NTS uses (or will use) at least five fiber standards. Sadly, fiber standards are not uniquely identified by connector types.

name speed wavelngth mode XMIT
10 FL 10 Mb/s 850 nm mm -12 -20 -32.5 12.5 2000 M
100 FX 100 Mb/s 1300 nm mm -14 -20 -31 11 2000 M
1000 SX 1 Gb/s 815 nm mm -3.2 -9.5 -17 7.5 220 M $1,000
1000 LX 1 Gb/s 1310 nm mm -9 -11.5 -19 7.5 550 M ** $2,000
1000 LX 1 Gb/s 1310 nm sm -9 -11 -19 8.0 5 KM $2,000
1000 ZX 1 Gb/s 1550 nm sm 5.2 0.0 -24 8 to 24 70 KM $12,000

mm = multimode ; these numbers are for FDDI grade 62.5 micron fiber core
sm = singlemode ; 9 micron fiber core
optics costs are Cisco full list price for a pair of GBICs
ZX has a minimum loss requirement to avoid saturating the receiver. Other types will not saturate even with short low loss jumper cables.

10 and 100 Mb/s use diode emitters; 1 Gb/s uses class I laser emitters

** A special mode conditioning cable is required to achieve more than 200 meters with multimode fiber.

Emerging standards for 10 G/s LAN fiber interconnect.

name speed wavelength mode Dist
10GbaseLR 10 Gb/s 1310 nm sm 10 KM
10GbaseER 10 Gb/s 1550 nm sm 40 KM
10GbaseSR 10 Gb/s 850 nm mm ** 65 M
10GbaseLX4 10 Gb/s 1310 nm WDM mm ** 300 M

** The multimode fiber contemplated here is "laser enhanced" 50 micron core diameter. 65 meters may be a soft limit depending on the detailed bandwidth specification of the fiber. LX4 encodes the data over four separate wavelengths.

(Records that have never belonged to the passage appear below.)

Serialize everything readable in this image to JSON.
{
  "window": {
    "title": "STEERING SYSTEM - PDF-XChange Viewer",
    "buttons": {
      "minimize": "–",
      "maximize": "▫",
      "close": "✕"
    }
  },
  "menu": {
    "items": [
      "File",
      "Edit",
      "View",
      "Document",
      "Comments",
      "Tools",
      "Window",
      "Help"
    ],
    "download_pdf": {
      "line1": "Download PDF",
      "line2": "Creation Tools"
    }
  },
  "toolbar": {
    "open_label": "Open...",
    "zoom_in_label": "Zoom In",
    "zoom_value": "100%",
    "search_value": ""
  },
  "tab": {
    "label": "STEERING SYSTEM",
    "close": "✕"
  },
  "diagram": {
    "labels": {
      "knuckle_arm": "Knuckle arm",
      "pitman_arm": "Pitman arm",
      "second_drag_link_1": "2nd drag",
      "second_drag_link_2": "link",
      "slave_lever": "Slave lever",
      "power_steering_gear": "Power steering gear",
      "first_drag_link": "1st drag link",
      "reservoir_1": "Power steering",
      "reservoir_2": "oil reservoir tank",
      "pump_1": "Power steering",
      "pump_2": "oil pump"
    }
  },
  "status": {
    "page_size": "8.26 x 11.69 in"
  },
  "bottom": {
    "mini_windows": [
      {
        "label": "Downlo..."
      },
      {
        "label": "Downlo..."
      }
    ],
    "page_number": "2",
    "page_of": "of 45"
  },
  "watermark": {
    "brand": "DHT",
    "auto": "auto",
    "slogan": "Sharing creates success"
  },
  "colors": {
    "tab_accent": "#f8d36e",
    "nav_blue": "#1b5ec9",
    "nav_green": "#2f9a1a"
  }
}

dBm is a measure of power, like watts.  
         0 dBm = 0.001  Watt
        10 dBm = 0.010  Watt
       -10 dBm = 0.0001 Watt

Loss budget = Min_Transmit_Power - Rcvr_Sensitivity

If you attach a power meter with a 62.5 micron jumper to one of the mm
sources above, you expect to see a power level between Min and Max.

Rcvr sensitivity means with at least this much power delivered
to the receiver the design error rate can be achieved. 1:1,000,000,000

At 10 and 100 Mb/s, the distance limit for full duplex systems is due
to loss of light.  At 1 Gb/s over multimode fiber, the limit is due
to fiber bandwidth.

If too much power is delivered to the receiver it is possible to
overload it.  With long range ZX optics, if the fiber link provides
less than 8 dB of loss, additional attenuation should be added.

It is technically permissible to use LX for short range fiber applications
because the fiber path is not required to have attenuation to prevent

Rules of thumb 

   At Gig speeds, most of our light losses come from the connectors 
   and only a very small amount from the fiber.

   The faster we go, the lower the loss budget we get to work with.
   The more important it is to treat connectors with great respect and
   minimize patch cables.  Using ZX to make up for connector losses is 
   a very expensive proposition.

   Over its useful life, an ordinary light bulb loses about half its
   brightness before it burns out.  The same is true for fiber optic
   light sources.  The loss budget numbers allow for expected lower
   output over the useful life of the fiber transceiver.  The aging
   process "settles down" after a few thousand hours.  Fiber light
   sources don't have a "burn out" mechanism that is similar to light
   bulb filaments.

Version of Dec 15, 2002